“Funny thing—there once was a guy from my work that rocked up to a swimming event, and well, I thought, okay—you’re here for the same reason as me and that’s not a problem.”
It get’s even funnier when she tells me how she deals with unwanted sexual attention.
“A couple of times at nudist beaches I’ve been approached by randoms in the bushes. I fob them off and I just point and go, if you were male, then that would be bigger, and they just scurry off into the bushes.”
An older man arrives at the door, alone—he’s an hour late. Lisa rolls out of the pool to collect his entry free, joking it’s not her “best look” as she wraps a towel around her waist.
For her, being around “real people” with different body shapes has been refreshing, and in many ways, therapeutic.
“Technology has gotten so good you can fabricate anything,” she says. “I’ll go a bit personal. I’ve had my own mother tell me to lose weight. You look around and you see there’s no dead-set perfectly airbrushed body around here.”
As I’m talking to Trevor, his partner Barbara wanders over.
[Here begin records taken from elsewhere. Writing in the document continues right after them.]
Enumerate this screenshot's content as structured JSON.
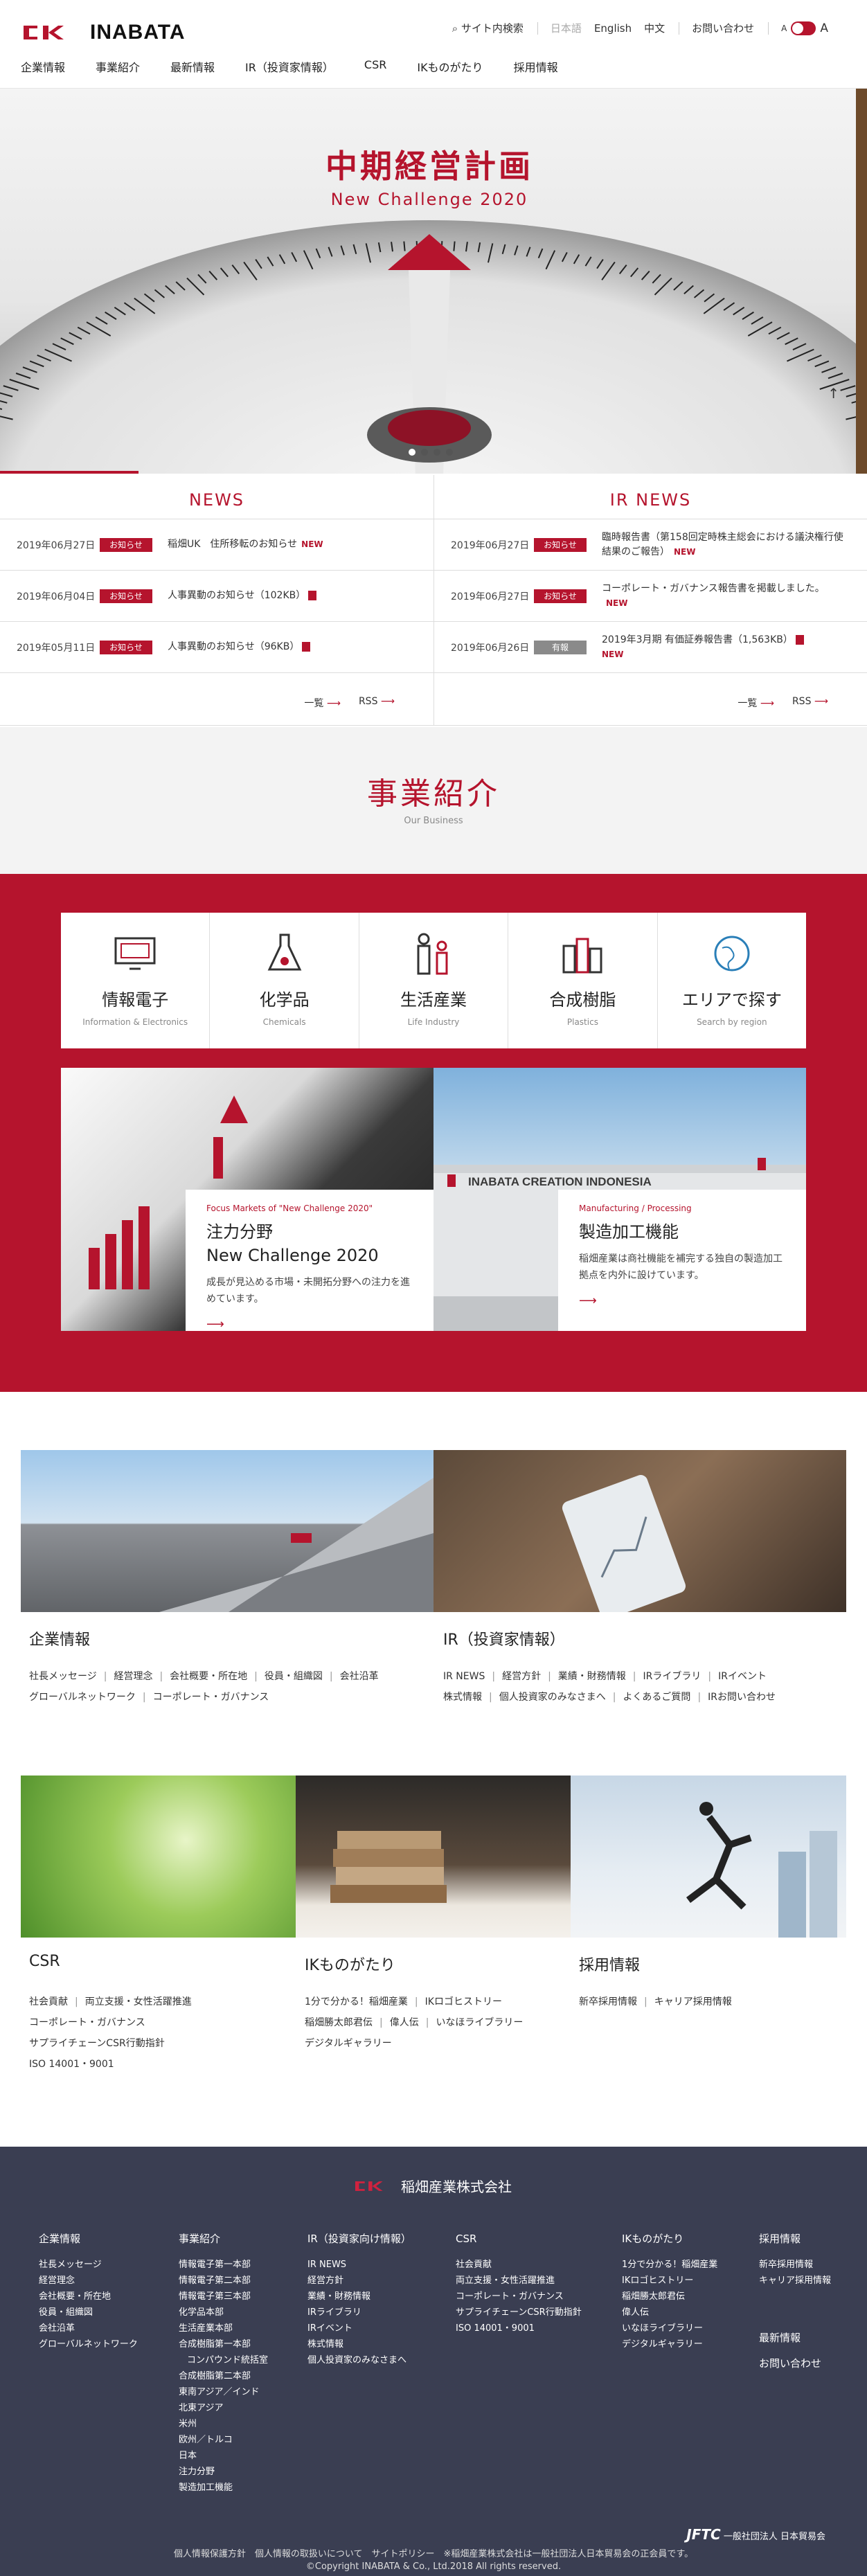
{
  "header": {
    "brand": "INABATA",
    "search_label": "サイト内検索",
    "lang_jp": "日本語",
    "lang_en": "English",
    "lang_cn": "中文",
    "contact": "お問い合わせ",
    "font_small": "A",
    "font_large": "A",
    "nav": [
      "企業情報",
      "事業紹介",
      "最新情報",
      "IR（投資家情報）",
      "CSR",
      "IKものがたり",
      "採用情報"
    ]
  },
  "hero": {
    "title": "中期経営計画",
    "subtitle": "New Challenge 2020",
    "slide_count": 4,
    "active_slide": 1
  },
  "news": {
    "title": "NEWS",
    "items": [
      {
        "date": "2019年06月27日",
        "tag": "お知らせ",
        "text": "稲畑UK　住所移転のお知らせ",
        "new": "NEW"
      },
      {
        "date": "2019年06月04日",
        "tag": "お知らせ",
        "text": "人事異動のお知らせ（102KB）"
      },
      {
        "date": "2019年05月11日",
        "tag": "お知らせ",
        "text": "人事異動のお知らせ（96KB）"
      }
    ],
    "list_link": "一覧",
    "rss_link": "RSS"
  },
  "ir_news": {
    "title": "IR NEWS",
    "items": [
      {
        "date": "2019年06月27日",
        "tag": "お知らせ",
        "text": "臨時報告書（第158回定時株主総会における議決権行使結果のご報告）",
        "new": "NEW"
      },
      {
        "date": "2019年06月27日",
        "tag": "お知らせ",
        "text": "コーポレート・ガバナンス報告書を掲載しました。",
        "new": "NEW"
      },
      {
        "date": "2019年06月26日",
        "tag": "有報",
        "text": "2019年3月期 有価証券報告書（1,563KB）",
        "new": "NEW"
      }
    ],
    "list_link": "一覧",
    "rss_link": "RSS"
  },
  "business": {
    "title": "事業紹介",
    "subtitle": "Our Business",
    "categories": [
      {
        "jp": "情報電子",
        "en": "Information & Electronics",
        "icon": "monitor-icon"
      },
      {
        "jp": "化学品",
        "en": "Chemicals",
        "icon": "flask-icon"
      },
      {
        "jp": "生活産業",
        "en": "Life Industry",
        "icon": "family-icon"
      },
      {
        "jp": "合成樹脂",
        "en": "Plastics",
        "icon": "bottles-icon"
      },
      {
        "jp": "エリアで探す",
        "en": "Search by region",
        "icon": "globe-icon"
      }
    ],
    "feature1": {
      "en": "Focus Markets of \"New Challenge 2020\"",
      "jp1": "注力分野",
      "jp2": "New Challenge 2020",
      "desc": "成長が見込める市場・未開拓分野への注力を進めています。",
      "arrow": "⟶"
    },
    "feature2": {
      "en": "Manufacturing / Processing",
      "jp1": "製造加工機能",
      "desc": "稲畑産業は商社機能を補完する独自の製造加工拠点を内外に設けています。",
      "arrow": "⟶",
      "sign": "INABATA CREATION INDONESIA"
    }
  },
  "corporate": {
    "title": "企業情報",
    "links1": [
      "社長メッセージ",
      "経営理念",
      "会社概要・所在地",
      "役員・組織図",
      "会社沿革"
    ],
    "links2": [
      "グローバルネットワーク",
      "コーポレート・ガバナンス"
    ]
  },
  "ir": {
    "title": "IR（投資家情報）",
    "links1": [
      "IR NEWS",
      "経営方針",
      "業績・財務情報",
      "IRライブラリ",
      "IRイベント"
    ],
    "links2": [
      "株式情報",
      "個人投資家のみなさまへ",
      "よくあるご質問",
      "IRお問い合わせ"
    ]
  },
  "csr": {
    "title": "CSR",
    "links1": [
      "社会貢献",
      "両立支援・女性活躍推進"
    ],
    "links2": [
      "コーポレート・ガバナンス"
    ],
    "links3": [
      "サプライチェーンCSR行動指針"
    ],
    "links4": [
      "ISO 14001・9001"
    ]
  },
  "story": {
    "title": "IKものがたり",
    "links1": [
      "1分で分かる！稲畑産業",
      "IKロゴヒストリー"
    ],
    "links2": [
      "稲畑勝太郎君伝",
      "偉人伝",
      "いなほライブラリー"
    ],
    "links3": [
      "デジタルギャラリー"
    ]
  },
  "recruit": {
    "title": "採用情報",
    "links1": [
      "新卒採用情報",
      "キャリア採用情報"
    ]
  },
  "footer": {
    "company": "稲畑産業株式会社",
    "col1": {
      "head": "企業情報",
      "items": [
        "社長メッセージ",
        "経営理念",
        "会社概要・所在地",
        "役員・組織図",
        "会社沿革",
        "グローバルネットワーク"
      ]
    },
    "col2": {
      "head": "事業紹介",
      "items": [
        "情報電子第一本部",
        "情報電子第二本部",
        "情報電子第三本部",
        "化学品本部",
        "生活産業本部",
        "合成樹脂第一本部",
        "コンパウンド統括室",
        "合成樹脂第二本部",
        "東南アジア／インド",
        "北東アジア",
        "米州",
        "欧州／トルコ",
        "日本",
        "注力分野",
        "製造加工機能"
      ]
    },
    "col3": {
      "head": "IR（投資家向け情報）",
      "items": [
        "IR NEWS",
        "経営方針",
        "業績・財務情報",
        "IRライブラリ",
        "IRイベント",
        "株式情報",
        "個人投資家のみなさまへ"
      ]
    },
    "col4": {
      "head": "CSR",
      "items": [
        "社会貢献",
        "両立支援・女性活躍推進",
        "コーポレート・ガバナンス",
        "サプライチェーンCSR行動指針",
        "ISO 14001・9001"
      ]
    },
    "col5": {
      "head": "IKものがたり",
      "items": [
        "1分で分かる！稲畑産業",
        "IKロゴヒストリー",
        "稲畑勝太郎君伝",
        "偉人伝",
        "いなほライブラリー",
        "デジタルギャラリー"
      ]
    },
    "col6": {
      "head": "採用情報",
      "items": [
        "新卒採用情報",
        "キャリア採用情報"
      ]
    },
    "col6b": {
      "head": "最新情報"
    },
    "col6c": {
      "head": "お問い合わせ"
    },
    "jftc": "一般社団法人 日本貿易会",
    "links": "個人情報保護方針　個人情報の取扱いについて　サイトポリシー　※稲畑産業株式会社は一般社団法人日本貿易会の正会員です。",
    "copyright": "©Copyright INABATA & Co., Ltd.2018 All rights reserved."
  }
}
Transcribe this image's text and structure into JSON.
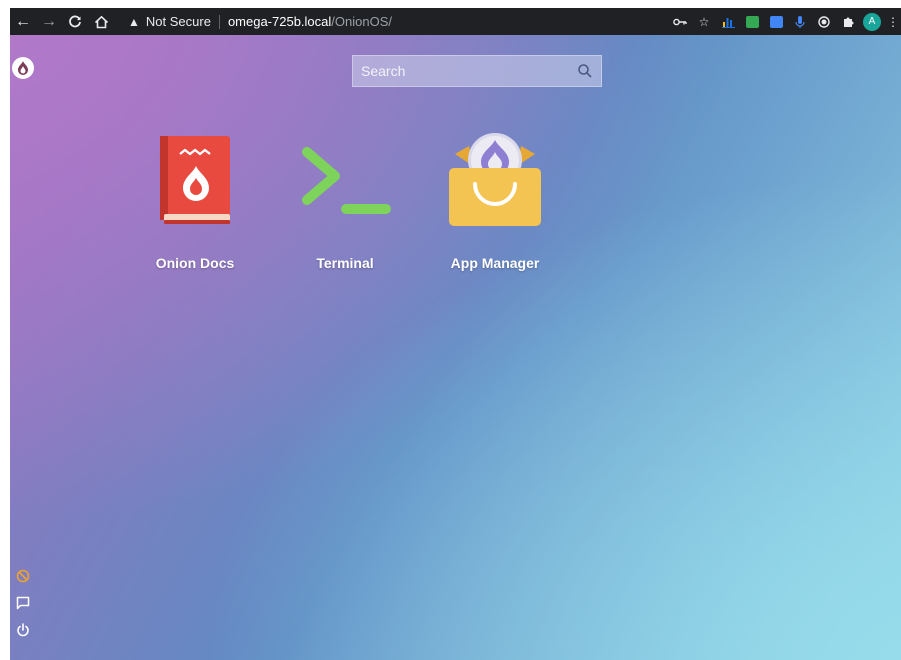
{
  "browser": {
    "security_label": "Not Secure",
    "url_host": "omega-725b.local",
    "url_path": "/OnionOS/",
    "avatar_letter": "A",
    "extensions": [
      {
        "icon": "bar-chart-icon",
        "color": "#1a73e8"
      },
      {
        "icon": "green-box-icon",
        "color": "#34a853"
      },
      {
        "icon": "translate-icon",
        "color": "#4285f4"
      },
      {
        "icon": "microphone-icon",
        "color": "#4285f4"
      },
      {
        "icon": "record-icon",
        "color": "#e8eaed"
      },
      {
        "icon": "puzzle-icon",
        "color": "#e8eaed"
      }
    ]
  },
  "desktop": {
    "search": {
      "placeholder": "Search"
    },
    "apps": [
      {
        "label": "Onion Docs",
        "icon": "book-icon"
      },
      {
        "label": "Terminal",
        "icon": "terminal-icon"
      },
      {
        "label": "App Manager",
        "icon": "shopping-bag-icon"
      }
    ],
    "sidebar_icons": [
      "blocked-icon",
      "chat-icon",
      "power-icon"
    ],
    "colors": {
      "book_red": "#e84a3f",
      "terminal_green": "#7ed35a",
      "bag_yellow": "#f3c452",
      "blocked_orange": "#f0a22e"
    }
  }
}
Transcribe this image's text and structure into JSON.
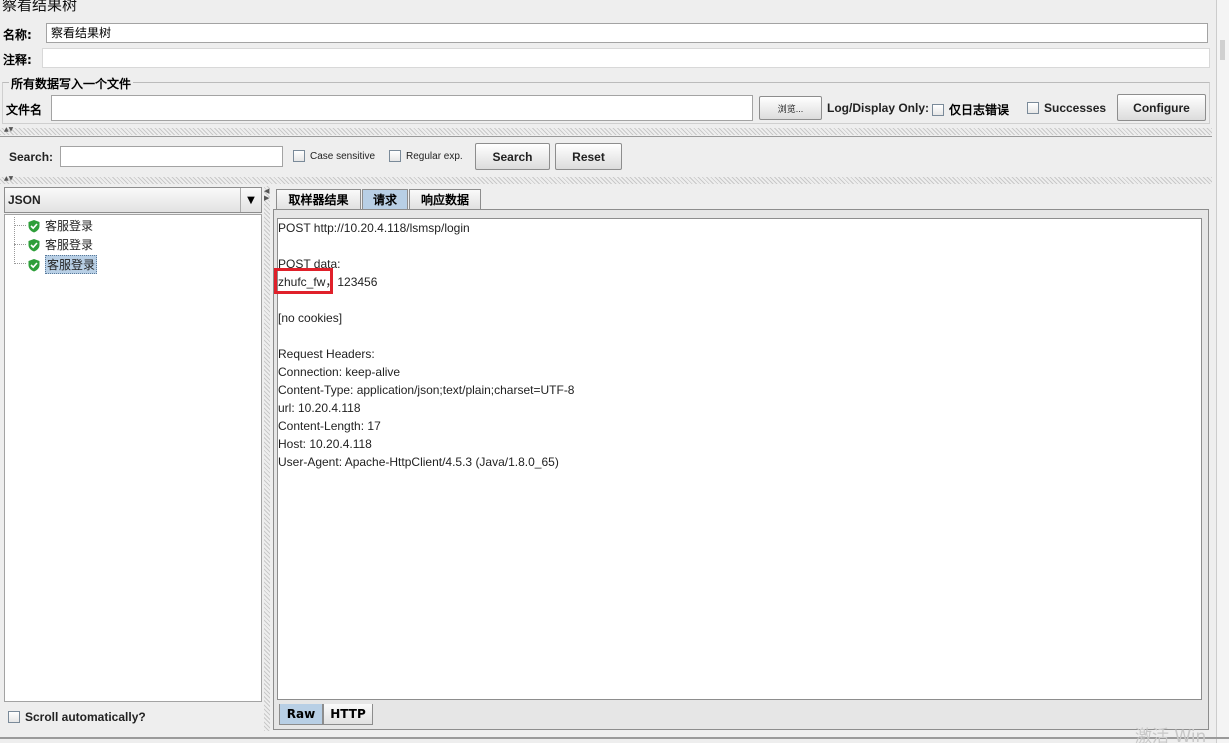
{
  "window": {
    "title": "察看结果树"
  },
  "form": {
    "name_label": "名称:",
    "name_value": "察看结果树",
    "comment_label": "注释:",
    "comment_value": ""
  },
  "file_section": {
    "legend": "所有数据写入一个文件",
    "filename_label": "文件名",
    "filename_value": "",
    "browse_label": "浏览...",
    "log_display_label": "Log/Display Only:",
    "errors_label": "仅日志错误",
    "successes_label": "Successes",
    "configure_label": "Configure"
  },
  "search_bar": {
    "search_label": "Search:",
    "search_value": "",
    "case_sensitive_label": "Case sensitive",
    "regex_label": "Regular exp.",
    "search_button": "Search",
    "reset_button": "Reset"
  },
  "left_panel": {
    "renderer_selected": "JSON",
    "tree_items": [
      "客服登录",
      "客服登录",
      "客服登录"
    ],
    "selected_index": 2,
    "scroll_auto_label": "Scroll automatically?"
  },
  "right_panel": {
    "tabs": [
      "取样器结果",
      "请求",
      "响应数据"
    ],
    "active_tab": 1,
    "bottom_tabs": [
      "Raw",
      "HTTP"
    ],
    "active_bottom_tab": 0,
    "request_lines": [
      "POST http://10.20.4.118/lsmsp/login",
      "",
      "POST data:",
      "zhufc_fw，123456",
      "",
      "[no cookies]",
      "",
      "Request Headers:",
      "Connection: keep-alive",
      "Content-Type: application/json;text/plain;charset=UTF-8",
      "url: 10.20.4.118",
      "Content-Length: 17",
      "Host: 10.20.4.118",
      "User-Agent: Apache-HttpClient/4.5.3 (Java/1.8.0_65)"
    ]
  },
  "watermark": {
    "text": "激活 Win"
  },
  "colors": {
    "highlight_box": "#e0202a",
    "selection": "#b8cfe5",
    "shield": "#2e9e3a"
  }
}
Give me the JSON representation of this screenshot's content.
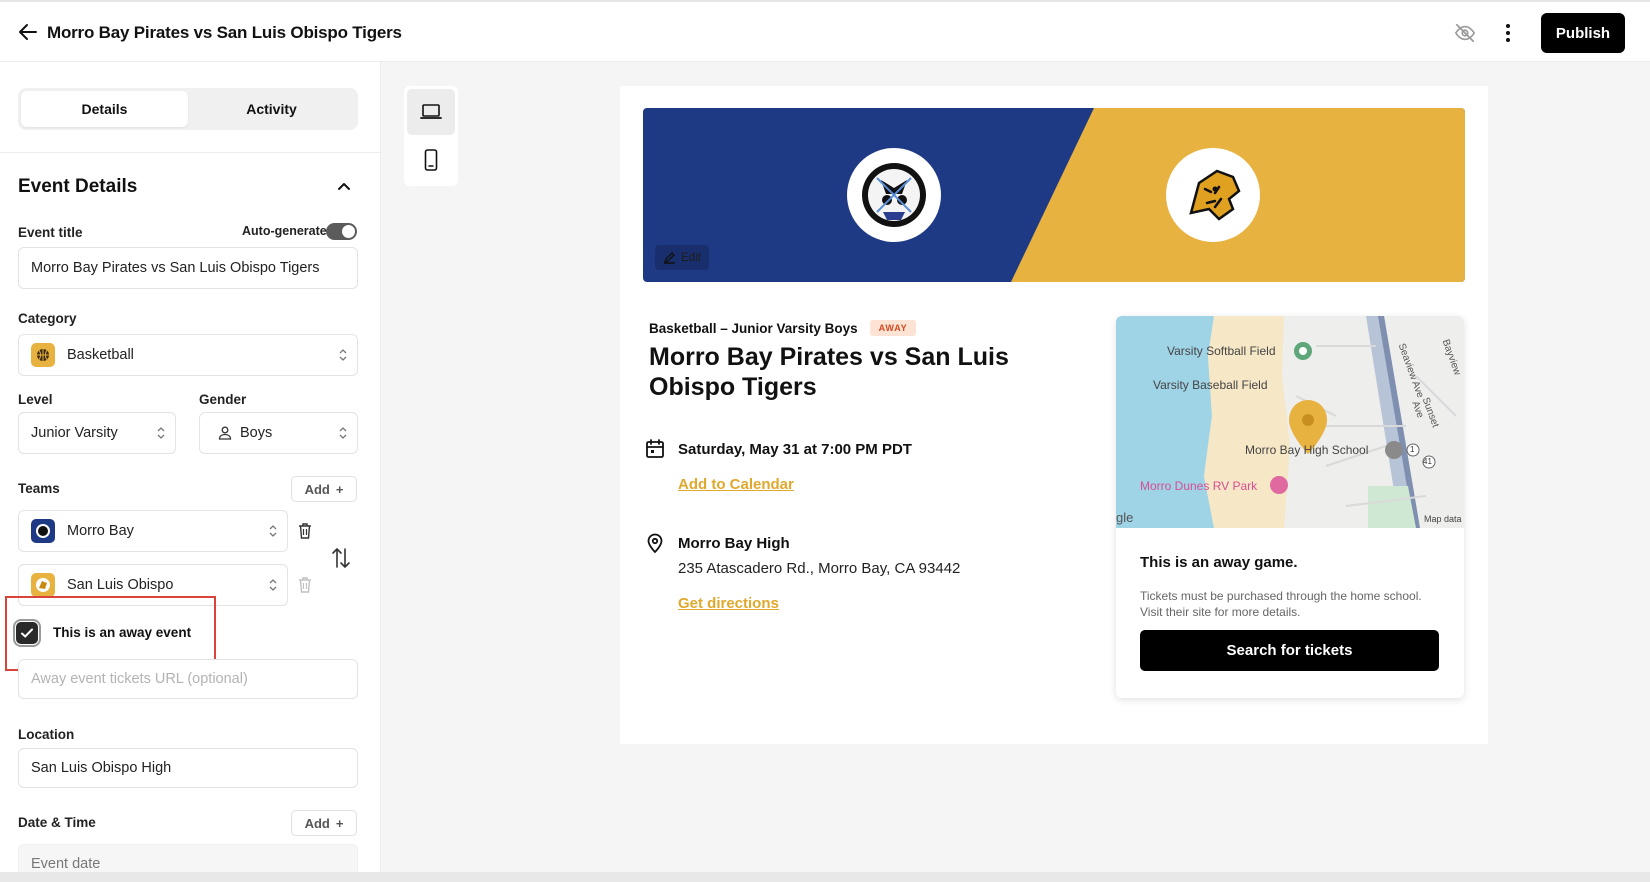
{
  "header": {
    "title": "Morro Bay Pirates vs San Luis Obispo Tigers",
    "publish_label": "Publish"
  },
  "sidebar": {
    "tabs": [
      {
        "label": "Details",
        "active": true
      },
      {
        "label": "Activity",
        "active": false
      }
    ],
    "section_title": "Event Details",
    "event_title_label": "Event title",
    "auto_generate_label": "Auto-generate",
    "auto_generate_on": true,
    "event_title_value": "Morro Bay Pirates vs San Luis Obispo Tigers",
    "category_label": "Category",
    "category_value": "Basketball",
    "level_label": "Level",
    "level_value": "Junior Varsity",
    "gender_label": "Gender",
    "gender_value": "Boys",
    "teams_label": "Teams",
    "add_label": "Add",
    "teams": [
      "Morro Bay",
      "San Luis Obispo"
    ],
    "away_checkbox_label": "This is an away event",
    "away_checked": true,
    "away_url_placeholder": "Away event tickets URL (optional)",
    "location_label": "Location",
    "location_value": "San Luis Obispo High",
    "datetime_label": "Date & Time",
    "event_date_placeholder": "Event date"
  },
  "preview": {
    "edit_label": "Edit",
    "meta_line": "Basketball – Junior Varsity Boys",
    "away_badge": "AWAY",
    "event_title": "Morro Bay Pirates vs San Luis Obispo Tigers",
    "datetime": "Saturday, May 31 at 7:00 PM PDT",
    "add_to_calendar": "Add to Calendar",
    "venue_name": "Morro Bay High",
    "venue_address": "235 Atascadero Rd., Morro Bay, CA 93442",
    "get_directions": "Get directions",
    "map_labels": {
      "softball": "Varsity Softball Field",
      "baseball": "Varsity Baseball Field",
      "school": "Morro Bay High School",
      "rv_park": "Morro Dunes RV Park",
      "seaview": "Seaview Ave",
      "sunset": "Sunset Ave",
      "bayview": "Bayview",
      "google": "gle",
      "map_data": "Map data",
      "route1": "1",
      "route41": "41"
    },
    "away_game_title": "This is an away game.",
    "away_game_desc": "Tickets must be purchased through the home school. Visit their site for more details.",
    "search_tickets": "Search for tickets"
  },
  "colors": {
    "home_blue": "#1f3a85",
    "away_gold": "#e8b240",
    "link_gold": "#e0a82c",
    "highlight_red": "#d9443a"
  }
}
She’s 32 and started skinny-dipping as a kid.
“I’d actually walk in to the dam or whatever with my bathers on, and then take them off and swim around holding on to them.”
Trevor, who’s 52, calls himself a “backyard nudist”—he’d frequently sunbathe naked at home in New Zealand.
I still haven’t had a direct answer from anyone about what’s so appealing about going au naturale. I sense there’s a thrill of voyeurism in it, but I ask Barbara what she thinks.
“I find most people more truthful and more honest when you’re talking to them [naked] because they’ve got nowhere to hide,” she says. “There seems to be a lot less bullshit when you’re running around naked than there ever is when you’re at a social occasion and people are clothed.”
Unlike the others I’ve spoken to, Barbara’s work colleagues know what she gets up to on weekends, and so does her mum. But that was by accident. She says she’d frequently tell her mum she was going swimming on the weekends with Trevor. And when they were going on a holiday one time, Barbara accidentally let slip to her mum she needed to buy togs to swim in the hotel pool.
“And mum goes, ‘Don’t you go swimming all the time?’ ‘Yes mum, I go swimming naked normally.’ So yes, that’s how my parents found out we were nudists.”
I must admit I’ve myself been invited to go for a dip in the buff, both by Trevor over the phone and now again by Barbara. I don’t know how I’d go being bare-arsed in front of a group of strangers—even though they’re not really strangers anymore.
I decide to keep my clothes on. Trevor tells me I’m the odd one out.
They’ve got to be dressed by 6.30pm, as there’s another event straight after. Barbara’s about to go organise supper, but she gives me a tip for the newbies: “If it’s your first time, bring a sarong. That way you can wear the sarong, and you drop the sarong as you hop into the water, so you’re never running around outside in the air naked.”
Trevor’s tip? “Be nude, not rude.”
Hats–I mean clothes–off to anyone who gives it a go.
By Sam Cucchiara
Photograph via Flickr
Catalyst has been the student publication of RMIT University since 1944. We may be older than your parents but we’re still going strong!